▸ Aim of the task
Output the entire listing that follows verbatim.

....................

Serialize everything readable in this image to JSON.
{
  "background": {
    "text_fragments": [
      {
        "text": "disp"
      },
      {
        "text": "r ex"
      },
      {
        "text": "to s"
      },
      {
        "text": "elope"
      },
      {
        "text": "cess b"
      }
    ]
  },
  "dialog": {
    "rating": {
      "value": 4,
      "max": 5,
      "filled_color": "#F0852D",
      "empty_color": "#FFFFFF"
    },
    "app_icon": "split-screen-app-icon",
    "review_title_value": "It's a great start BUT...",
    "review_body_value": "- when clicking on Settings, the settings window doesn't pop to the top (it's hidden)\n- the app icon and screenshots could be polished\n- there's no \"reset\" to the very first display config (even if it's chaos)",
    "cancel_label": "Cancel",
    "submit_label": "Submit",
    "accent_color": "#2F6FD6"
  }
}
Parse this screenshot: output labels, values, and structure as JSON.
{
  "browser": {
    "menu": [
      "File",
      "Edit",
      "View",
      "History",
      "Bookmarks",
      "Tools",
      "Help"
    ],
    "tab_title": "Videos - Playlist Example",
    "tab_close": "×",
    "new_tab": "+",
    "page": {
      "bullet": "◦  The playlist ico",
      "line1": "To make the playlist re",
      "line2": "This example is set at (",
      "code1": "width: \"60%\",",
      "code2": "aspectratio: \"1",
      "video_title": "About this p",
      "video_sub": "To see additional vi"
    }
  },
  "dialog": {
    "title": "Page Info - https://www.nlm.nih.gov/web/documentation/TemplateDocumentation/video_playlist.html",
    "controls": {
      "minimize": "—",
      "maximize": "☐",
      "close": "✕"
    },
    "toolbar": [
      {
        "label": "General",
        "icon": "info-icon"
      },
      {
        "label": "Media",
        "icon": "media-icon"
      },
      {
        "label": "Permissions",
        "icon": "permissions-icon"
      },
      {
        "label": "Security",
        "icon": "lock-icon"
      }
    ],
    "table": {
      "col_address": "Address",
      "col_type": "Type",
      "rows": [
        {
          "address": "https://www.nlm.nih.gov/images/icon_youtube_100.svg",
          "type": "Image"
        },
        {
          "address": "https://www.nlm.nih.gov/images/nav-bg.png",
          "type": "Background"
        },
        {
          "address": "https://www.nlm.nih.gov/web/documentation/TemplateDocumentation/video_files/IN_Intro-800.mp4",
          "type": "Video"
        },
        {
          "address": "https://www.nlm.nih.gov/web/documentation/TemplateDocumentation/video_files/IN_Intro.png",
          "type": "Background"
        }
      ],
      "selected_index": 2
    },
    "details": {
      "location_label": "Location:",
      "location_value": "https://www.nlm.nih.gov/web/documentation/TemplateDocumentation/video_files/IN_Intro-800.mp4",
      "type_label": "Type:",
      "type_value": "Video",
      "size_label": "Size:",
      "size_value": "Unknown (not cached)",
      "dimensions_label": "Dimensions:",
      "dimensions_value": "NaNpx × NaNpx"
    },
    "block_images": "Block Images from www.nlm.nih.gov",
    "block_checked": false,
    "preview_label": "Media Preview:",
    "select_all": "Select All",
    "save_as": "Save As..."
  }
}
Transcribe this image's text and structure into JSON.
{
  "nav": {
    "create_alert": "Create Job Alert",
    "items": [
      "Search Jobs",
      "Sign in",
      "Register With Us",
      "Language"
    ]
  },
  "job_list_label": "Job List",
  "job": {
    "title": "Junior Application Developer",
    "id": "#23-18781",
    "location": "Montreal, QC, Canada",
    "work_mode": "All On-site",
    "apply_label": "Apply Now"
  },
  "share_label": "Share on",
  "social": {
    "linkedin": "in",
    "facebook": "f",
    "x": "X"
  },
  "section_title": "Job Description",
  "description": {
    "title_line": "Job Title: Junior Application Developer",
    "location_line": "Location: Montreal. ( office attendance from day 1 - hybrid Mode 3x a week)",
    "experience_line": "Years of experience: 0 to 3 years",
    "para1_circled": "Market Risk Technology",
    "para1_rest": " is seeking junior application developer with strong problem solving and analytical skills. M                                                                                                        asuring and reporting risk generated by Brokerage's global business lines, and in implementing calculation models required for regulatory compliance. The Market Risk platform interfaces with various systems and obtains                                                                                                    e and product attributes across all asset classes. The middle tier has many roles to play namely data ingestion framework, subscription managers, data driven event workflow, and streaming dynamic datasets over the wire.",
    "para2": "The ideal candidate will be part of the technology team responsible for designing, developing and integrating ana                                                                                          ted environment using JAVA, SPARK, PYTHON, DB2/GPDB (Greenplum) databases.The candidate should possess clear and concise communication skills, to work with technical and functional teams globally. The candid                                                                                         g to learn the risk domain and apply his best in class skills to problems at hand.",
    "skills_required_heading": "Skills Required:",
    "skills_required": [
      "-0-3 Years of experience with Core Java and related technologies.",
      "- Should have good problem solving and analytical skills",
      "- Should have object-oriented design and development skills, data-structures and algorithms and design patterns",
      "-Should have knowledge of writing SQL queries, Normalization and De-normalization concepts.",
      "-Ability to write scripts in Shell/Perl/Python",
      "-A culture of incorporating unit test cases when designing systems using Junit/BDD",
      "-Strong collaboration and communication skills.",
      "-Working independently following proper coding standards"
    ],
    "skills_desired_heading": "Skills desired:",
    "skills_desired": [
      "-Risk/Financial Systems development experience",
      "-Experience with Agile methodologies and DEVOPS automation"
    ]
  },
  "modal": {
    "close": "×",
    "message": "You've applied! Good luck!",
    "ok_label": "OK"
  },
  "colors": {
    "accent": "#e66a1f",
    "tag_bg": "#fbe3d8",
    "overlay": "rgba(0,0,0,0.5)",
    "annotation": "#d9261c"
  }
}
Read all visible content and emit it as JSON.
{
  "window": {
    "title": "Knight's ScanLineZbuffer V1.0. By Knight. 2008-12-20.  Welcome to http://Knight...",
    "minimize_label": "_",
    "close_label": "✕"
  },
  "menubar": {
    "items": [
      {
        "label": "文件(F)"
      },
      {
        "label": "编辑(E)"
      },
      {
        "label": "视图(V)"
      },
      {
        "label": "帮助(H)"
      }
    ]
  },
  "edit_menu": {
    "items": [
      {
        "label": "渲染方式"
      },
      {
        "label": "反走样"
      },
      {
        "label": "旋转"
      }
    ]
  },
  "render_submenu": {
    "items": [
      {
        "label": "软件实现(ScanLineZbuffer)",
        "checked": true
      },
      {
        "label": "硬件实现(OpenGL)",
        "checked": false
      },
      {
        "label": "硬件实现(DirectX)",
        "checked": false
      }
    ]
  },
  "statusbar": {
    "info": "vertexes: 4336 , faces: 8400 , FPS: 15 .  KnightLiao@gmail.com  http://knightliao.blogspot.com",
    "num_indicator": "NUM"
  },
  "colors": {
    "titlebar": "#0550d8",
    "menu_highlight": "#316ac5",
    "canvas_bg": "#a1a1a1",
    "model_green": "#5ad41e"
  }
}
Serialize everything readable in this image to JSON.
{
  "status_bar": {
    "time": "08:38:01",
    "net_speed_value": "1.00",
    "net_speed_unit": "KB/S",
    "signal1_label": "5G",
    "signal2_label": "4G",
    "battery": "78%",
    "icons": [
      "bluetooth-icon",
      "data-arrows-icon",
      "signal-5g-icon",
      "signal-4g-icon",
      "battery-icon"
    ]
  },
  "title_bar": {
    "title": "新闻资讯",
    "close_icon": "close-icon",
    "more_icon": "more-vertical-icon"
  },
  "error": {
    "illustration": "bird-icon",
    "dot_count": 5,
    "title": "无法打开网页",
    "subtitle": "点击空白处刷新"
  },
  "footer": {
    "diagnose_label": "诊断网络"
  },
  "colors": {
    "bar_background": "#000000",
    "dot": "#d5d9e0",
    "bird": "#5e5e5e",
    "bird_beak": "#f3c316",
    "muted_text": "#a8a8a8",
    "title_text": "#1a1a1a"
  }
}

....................

▸ Exercise answer
Serialize everything readable in this image to JSON.
{
  "background": {
    "text_fragments": [
      {
        "text": "disp"
      },
      {
        "text": "r ex"
      },
      {
        "text": "to s"
      },
      {
        "text": "elope"
      },
      {
        "text": "cess b"
      }
    ]
  },
  "dialog": {
    "rating": {
      "value": 4,
      "max": 5,
      "filled_color": "#F0852D",
      "empty_color": "#FFFFFF"
    },
    "app_icon": "split-screen-app-icon",
    "review_title_value": "It's a great start BUT...",
    "review_body_value": "- when clicking on Settings, the settings window doesn't pop to the top (it's hidden)\n- the app icon and screenshots could be polished\n- there's no \"reset\" to the very first display config (even if it's chaos)",
    "cancel_label": "Cancel",
    "submit_label": "Submit",
    "accent_color": "#2F6FD6"
  }
}
Parse this screenshot: output labels, values, and structure as JSON.
{
  "browser": {
    "menu": [
      "File",
      "Edit",
      "View",
      "History",
      "Bookmarks",
      "Tools",
      "Help"
    ],
    "tab_title": "Videos - Playlist Example",
    "tab_close": "×",
    "new_tab": "+",
    "page": {
      "bullet": "◦  The playlist ico",
      "line1": "To make the playlist re",
      "line2": "This example is set at (",
      "code1": "width: \"60%\",",
      "code2": "aspectratio: \"1",
      "video_title": "About this p",
      "video_sub": "To see additional vi"
    }
  },
  "dialog": {
    "title": "Page Info - https://www.nlm.nih.gov/web/documentation/TemplateDocumentation/video_playlist.html",
    "controls": {
      "minimize": "—",
      "maximize": "☐",
      "close": "✕"
    },
    "toolbar": [
      {
        "label": "General",
        "icon": "info-icon"
      },
      {
        "label": "Media",
        "icon": "media-icon"
      },
      {
        "label": "Permissions",
        "icon": "permissions-icon"
      },
      {
        "label": "Security",
        "icon": "lock-icon"
      }
    ],
    "table": {
      "col_address": "Address",
      "col_type": "Type",
      "rows": [
        {
          "address": "https://www.nlm.nih.gov/images/icon_youtube_100.svg",
          "type": "Image"
        },
        {
          "address": "https://www.nlm.nih.gov/images/nav-bg.png",
          "type": "Background"
        },
        {
          "address": "https://www.nlm.nih.gov/web/documentation/TemplateDocumentation/video_files/IN_Intro-800.mp4",
          "type": "Video"
        },
        {
          "address": "https://www.nlm.nih.gov/web/documentation/TemplateDocumentation/video_files/IN_Intro.png",
          "type": "Background"
        }
      ],
      "selected_index": 2
    },
    "details": {
      "location_label": "Location:",
      "location_value": "https://www.nlm.nih.gov/web/documentation/TemplateDocumentation/video_files/IN_Intro-800.mp4",
      "type_label": "Type:",
      "type_value": "Video",
      "size_label": "Size:",
      "size_value": "Unknown (not cached)",
      "dimensions_label": "Dimensions:",
      "dimensions_value": "NaNpx × NaNpx"
    },
    "block_images": "Block Images from www.nlm.nih.gov",
    "block_checked": false,
    "preview_label": "Media Preview:",
    "select_all": "Select All",
    "save_as": "Save As..."
  }
}
Transcribe this image's text and structure into JSON.
{
  "nav": {
    "create_alert": "Create Job Alert",
    "items": [
      "Search Jobs",
      "Sign in",
      "Register With Us",
      "Language"
    ]
  },
  "job_list_label": "Job List",
  "job": {
    "title": "Junior Application Developer",
    "id": "#23-18781",
    "location": "Montreal, QC, Canada",
    "work_mode": "All On-site",
    "apply_label": "Apply Now"
  },
  "share_label": "Share on",
  "social": {
    "linkedin": "in",
    "facebook": "f",
    "x": "X"
  },
  "section_title": "Job Description",
  "description": {
    "title_line": "Job Title: Junior Application Developer",
    "location_line": "Location: Montreal. ( office attendance from day 1 - hybrid Mode 3x a week)",
    "experience_line": "Years of experience: 0 to 3 years",
    "para1_circled": "Market Risk Technology",
    "para1_rest": " is seeking junior application developer with strong problem solving and analytical skills. M                                                                                                        asuring and reporting risk generated by Brokerage's global business lines, and in implementing calculation models required for regulatory compliance. The Market Risk platform interfaces with various systems and obtains                                                                                                    e and product attributes across all asset classes. The middle tier has many roles to play namely data ingestion framework, subscription managers, data driven event workflow, and streaming dynamic datasets over the wire.",
    "para2": "The ideal candidate will be part of the technology team responsible for designing, developing and integrating ana                                                                                          ted environment using JAVA, SPARK, PYTHON, DB2/GPDB (Greenplum) databases.The candidate should possess clear and concise communication skills, to work with technical and functional teams globally. The candid                                                                                         g to learn the risk domain and apply his best in class skills to problems at hand.",
    "skills_required_heading": "Skills Required:",
    "skills_required": [
      "-0-3 Years of experience with Core Java and related technologies.",
      "- Should have good problem solving and analytical skills",
      "- Should have object-oriented design and development skills, data-structures and algorithms and design patterns",
      "-Should have knowledge of writing SQL queries, Normalization and De-normalization concepts.",
      "-Ability to write scripts in Shell/Perl/Python",
      "-A culture of incorporating unit test cases when designing systems using Junit/BDD",
      "-Strong collaboration and communication skills.",
      "-Working independently following proper coding standards"
    ],
    "skills_desired_heading": "Skills desired:",
    "skills_desired": [
      "-Risk/Financial Systems development experience",
      "-Experience with Agile methodologies and DEVOPS automation"
    ]
  },
  "modal": {
    "close": "×",
    "message": "You've applied! Good luck!",
    "ok_label": "OK"
  },
  "colors": {
    "accent": "#e66a1f",
    "tag_bg": "#fbe3d8",
    "overlay": "rgba(0,0,0,0.5)",
    "annotation": "#d9261c"
  }
}
Read all visible content and emit it as JSON.
{
  "window": {
    "title": "Knight's ScanLineZbuffer V1.0. By Knight. 2008-12-20.  Welcome to http://Knight...",
    "minimize_label": "_",
    "close_label": "✕"
  },
  "menubar": {
    "items": [
      {
        "label": "文件(F)"
      },
      {
        "label": "编辑(E)"
      },
      {
        "label": "视图(V)"
      },
      {
        "label": "帮助(H)"
      }
    ]
  },
  "edit_menu": {
    "items": [
      {
        "label": "渲染方式"
      },
      {
        "label": "反走样"
      },
      {
        "label": "旋转"
      }
    ]
  },
  "render_submenu": {
    "items": [
      {
        "label": "软件实现(ScanLineZbuffer)",
        "checked": true
      },
      {
        "label": "硬件实现(OpenGL)",
        "checked": false
      },
      {
        "label": "硬件实现(DirectX)",
        "checked": false
      }
    ]
  },
  "statusbar": {
    "info": "vertexes: 4336 , faces: 8400 , FPS: 15 .  KnightLiao@gmail.com  http://knightliao.blogspot.com",
    "num_indicator": "NUM"
  },
  "colors": {
    "titlebar": "#0550d8",
    "menu_highlight": "#316ac5",
    "canvas_bg": "#a1a1a1",
    "model_green": "#5ad41e"
  }
}
Serialize everything readable in this image to JSON.
{
  "status_bar": {
    "time": "08:38:01",
    "net_speed_value": "1.00",
    "net_speed_unit": "KB/S",
    "signal1_label": "5G",
    "signal2_label": "4G",
    "battery": "78%",
    "icons": [
      "bluetooth-icon",
      "data-arrows-icon",
      "signal-5g-icon",
      "signal-4g-icon",
      "battery-icon"
    ]
  },
  "title_bar": {
    "title": "新闻资讯",
    "close_icon": "close-icon",
    "more_icon": "more-vertical-icon"
  },
  "error": {
    "illustration": "bird-icon",
    "dot_count": 5,
    "title": "无法打开网页",
    "subtitle": "点击空白处刷新"
  },
  "footer": {
    "diagnose_label": "诊断网络"
  },
  "colors": {
    "bar_background": "#000000",
    "dot": "#d5d9e0",
    "bird": "#5e5e5e",
    "bird_beak": "#f3c316",
    "muted_text": "#a8a8a8",
    "title_text": "#1a1a1a"
  }
}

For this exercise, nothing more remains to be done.